The concept of dividing people into races started as an attempt to study the biological differences of people residing in different territories and leading various lifestyles. However, further studies transferred these ideas to the level of social and cultural differences, and that has brought many contradictions to the initial idea of races. There is no denying the fact that humans living in different areas of the planet have been developing certain biological characteristics for their survival and better adaptation. Apart from variations in physical appearances, they have created their cultures and worldviews, but this is the result of different living conditions and isolation of remote territories.
In my assessment, a race is a large group of people formed in the course of the history of humankind that incorporates nations pertaining to a certain territory and sharing the same physical features. There is no single unified classification for races as there are too many contradicting and overlapping details, but still, the four most general and widely accepted racial groups are Caucasoid, Negroid, Mongoloid, and Australoid. In biological studies, race is defined as a group or population of humans classified by various sets of heritable characteristics (such as the color of skin, eyes, and hair). It focuses on the biological variations among human beings that are predictable in large groups of people.

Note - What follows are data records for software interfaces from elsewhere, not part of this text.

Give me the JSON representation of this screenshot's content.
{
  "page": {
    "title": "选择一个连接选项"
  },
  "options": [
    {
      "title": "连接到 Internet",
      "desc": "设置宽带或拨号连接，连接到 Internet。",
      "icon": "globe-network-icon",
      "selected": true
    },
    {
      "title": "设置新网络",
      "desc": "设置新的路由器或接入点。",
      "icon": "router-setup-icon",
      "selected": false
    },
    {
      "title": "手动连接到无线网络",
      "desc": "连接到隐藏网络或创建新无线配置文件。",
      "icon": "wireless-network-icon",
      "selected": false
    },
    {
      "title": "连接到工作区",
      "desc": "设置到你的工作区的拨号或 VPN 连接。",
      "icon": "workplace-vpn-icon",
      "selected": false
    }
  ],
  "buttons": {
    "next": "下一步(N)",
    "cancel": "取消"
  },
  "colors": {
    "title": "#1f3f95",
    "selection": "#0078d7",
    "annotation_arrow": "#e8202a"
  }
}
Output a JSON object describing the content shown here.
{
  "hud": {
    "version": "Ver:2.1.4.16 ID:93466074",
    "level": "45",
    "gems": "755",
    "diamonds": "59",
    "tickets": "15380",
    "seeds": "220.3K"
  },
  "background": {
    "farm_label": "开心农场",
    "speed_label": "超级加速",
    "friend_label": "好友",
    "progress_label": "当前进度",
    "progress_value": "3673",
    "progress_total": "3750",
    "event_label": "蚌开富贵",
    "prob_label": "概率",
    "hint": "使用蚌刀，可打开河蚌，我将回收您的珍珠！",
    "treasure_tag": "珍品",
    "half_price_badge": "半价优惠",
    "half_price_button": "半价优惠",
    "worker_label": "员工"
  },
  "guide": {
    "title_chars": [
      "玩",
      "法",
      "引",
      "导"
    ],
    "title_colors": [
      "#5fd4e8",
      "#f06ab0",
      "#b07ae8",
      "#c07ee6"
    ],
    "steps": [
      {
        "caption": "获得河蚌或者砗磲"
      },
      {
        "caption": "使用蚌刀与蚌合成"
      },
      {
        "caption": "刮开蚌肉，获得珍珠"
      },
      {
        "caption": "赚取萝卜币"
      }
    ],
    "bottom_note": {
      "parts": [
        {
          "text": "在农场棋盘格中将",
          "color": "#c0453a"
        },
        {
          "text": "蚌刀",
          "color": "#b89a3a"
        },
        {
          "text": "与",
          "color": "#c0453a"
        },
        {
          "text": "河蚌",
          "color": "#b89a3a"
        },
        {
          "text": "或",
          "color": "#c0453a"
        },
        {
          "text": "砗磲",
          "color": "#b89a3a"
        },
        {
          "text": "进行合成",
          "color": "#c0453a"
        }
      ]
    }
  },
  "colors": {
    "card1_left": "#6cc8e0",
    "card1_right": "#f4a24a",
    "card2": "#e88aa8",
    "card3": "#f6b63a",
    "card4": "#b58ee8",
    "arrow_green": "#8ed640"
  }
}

Anthropologists do not deny existing biological differences, but they argue the possibilities of inheriting cultural and behavioral characteristics in such large groups of people. Anthropological studies tend to separate physical and cultural traits of nations, as the connection of the latter to the shape of the skull and eyes, properties of hair and skin of a nation, and its geographical location is impossible to determine with certainty.
According to the latest research, cultural experience influences the intelligence and personality of an individual within a new group and circumstances much more than their descent. For example, children and grandchildren of immigrants already have different measurements in head shape and height from those ascribed to the race of their ancestors. The acquire characteristics more typical for the people in the new location, thus proving that racial traits are subject to change depending on the environmental conditions.
I accept the notion of racial categories as a stage in the evolution of humankind and as an approach to studying the history of human development and its classification. However, this idea proves to be oversimplified and not effective as it leaves more questions than answers and abounds with inconsistencies. Moreover, it gives rise to differentiation of people on the basis of the place of their birth and inherited characteristics, and, as a result, causes the existence of stigmas rooted in different societies towards other groups of people.
Today this concept is mostly irrelevant as borders gradually become less rigid and globalization diminishes characteristic features of nations from all the continents both in their appearances and cultures. There is no place for this outdated concept in the contemporary global society striving for inclusion and equality of all people regardless of their places of origin and physical characteristics. It should also be eliminated in the justice system as an individual’s historical background should not be considered as evidence for or against their conduct and choices.